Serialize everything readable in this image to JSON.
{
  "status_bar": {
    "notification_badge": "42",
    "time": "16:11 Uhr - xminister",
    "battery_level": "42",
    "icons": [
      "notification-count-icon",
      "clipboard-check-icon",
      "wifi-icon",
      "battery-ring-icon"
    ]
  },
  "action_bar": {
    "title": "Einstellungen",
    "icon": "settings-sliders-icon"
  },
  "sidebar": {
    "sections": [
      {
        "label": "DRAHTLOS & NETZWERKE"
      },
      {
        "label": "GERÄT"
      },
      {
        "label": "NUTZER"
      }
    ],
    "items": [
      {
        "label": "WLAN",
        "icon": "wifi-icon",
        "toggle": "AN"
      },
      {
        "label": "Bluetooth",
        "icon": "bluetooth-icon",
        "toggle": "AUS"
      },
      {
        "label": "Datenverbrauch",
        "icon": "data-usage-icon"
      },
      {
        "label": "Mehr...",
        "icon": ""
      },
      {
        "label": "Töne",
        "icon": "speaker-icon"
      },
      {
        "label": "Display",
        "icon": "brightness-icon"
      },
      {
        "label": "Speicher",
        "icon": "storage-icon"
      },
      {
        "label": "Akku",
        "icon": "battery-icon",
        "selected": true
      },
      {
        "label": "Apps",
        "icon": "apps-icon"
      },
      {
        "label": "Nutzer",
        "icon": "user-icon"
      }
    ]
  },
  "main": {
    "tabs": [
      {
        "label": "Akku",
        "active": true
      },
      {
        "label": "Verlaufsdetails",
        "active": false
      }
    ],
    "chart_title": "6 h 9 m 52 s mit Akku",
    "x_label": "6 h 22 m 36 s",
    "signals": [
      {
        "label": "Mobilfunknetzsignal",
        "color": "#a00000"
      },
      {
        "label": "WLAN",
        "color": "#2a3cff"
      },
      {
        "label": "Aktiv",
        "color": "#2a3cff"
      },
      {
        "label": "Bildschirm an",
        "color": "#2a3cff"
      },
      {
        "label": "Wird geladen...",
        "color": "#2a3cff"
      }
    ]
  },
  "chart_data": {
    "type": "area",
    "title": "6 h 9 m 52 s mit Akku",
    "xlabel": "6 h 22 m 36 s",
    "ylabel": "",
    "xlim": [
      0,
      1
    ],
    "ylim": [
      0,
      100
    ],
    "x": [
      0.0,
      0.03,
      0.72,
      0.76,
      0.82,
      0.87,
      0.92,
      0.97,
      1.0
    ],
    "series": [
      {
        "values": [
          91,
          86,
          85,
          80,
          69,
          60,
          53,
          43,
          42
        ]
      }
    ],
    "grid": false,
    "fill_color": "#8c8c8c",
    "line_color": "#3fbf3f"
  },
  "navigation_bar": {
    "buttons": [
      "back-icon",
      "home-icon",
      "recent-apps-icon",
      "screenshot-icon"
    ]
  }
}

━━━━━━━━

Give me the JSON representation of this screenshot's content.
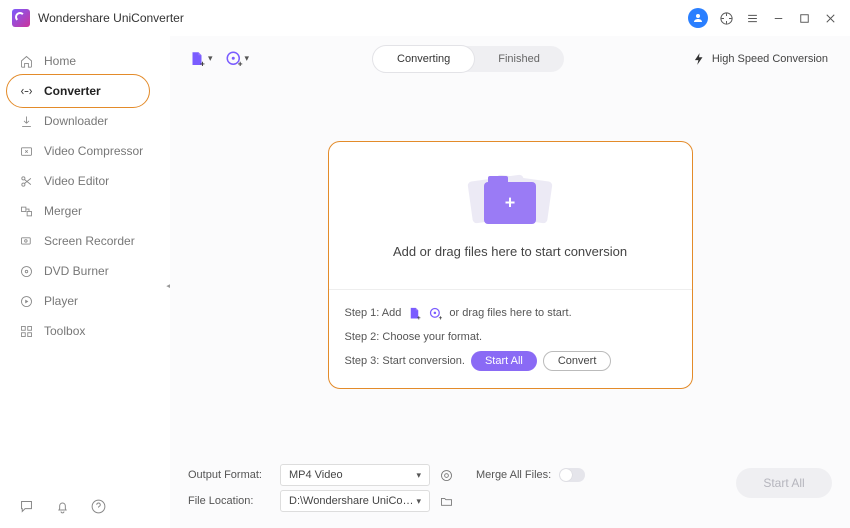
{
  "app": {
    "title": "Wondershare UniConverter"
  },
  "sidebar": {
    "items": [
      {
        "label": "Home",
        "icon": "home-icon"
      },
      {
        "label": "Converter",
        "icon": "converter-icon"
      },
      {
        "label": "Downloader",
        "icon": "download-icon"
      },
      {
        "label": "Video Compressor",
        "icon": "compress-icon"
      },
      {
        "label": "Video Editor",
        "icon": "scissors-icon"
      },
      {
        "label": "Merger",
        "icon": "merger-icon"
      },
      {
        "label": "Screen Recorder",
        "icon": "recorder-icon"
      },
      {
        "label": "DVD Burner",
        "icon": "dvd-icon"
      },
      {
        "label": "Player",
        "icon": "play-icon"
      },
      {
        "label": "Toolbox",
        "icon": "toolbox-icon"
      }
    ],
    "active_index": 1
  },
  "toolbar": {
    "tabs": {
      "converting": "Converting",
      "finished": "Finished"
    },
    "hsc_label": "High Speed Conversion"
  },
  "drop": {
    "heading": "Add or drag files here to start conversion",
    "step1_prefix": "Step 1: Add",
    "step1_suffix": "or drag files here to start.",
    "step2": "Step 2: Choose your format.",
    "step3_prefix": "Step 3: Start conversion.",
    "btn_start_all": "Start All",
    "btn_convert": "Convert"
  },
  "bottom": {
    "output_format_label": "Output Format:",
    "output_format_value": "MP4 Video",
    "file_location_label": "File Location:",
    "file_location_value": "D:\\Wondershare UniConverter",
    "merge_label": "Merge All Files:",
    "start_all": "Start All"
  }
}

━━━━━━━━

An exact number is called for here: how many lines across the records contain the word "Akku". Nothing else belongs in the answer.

- SOLUTION FOR THIS TASK: 4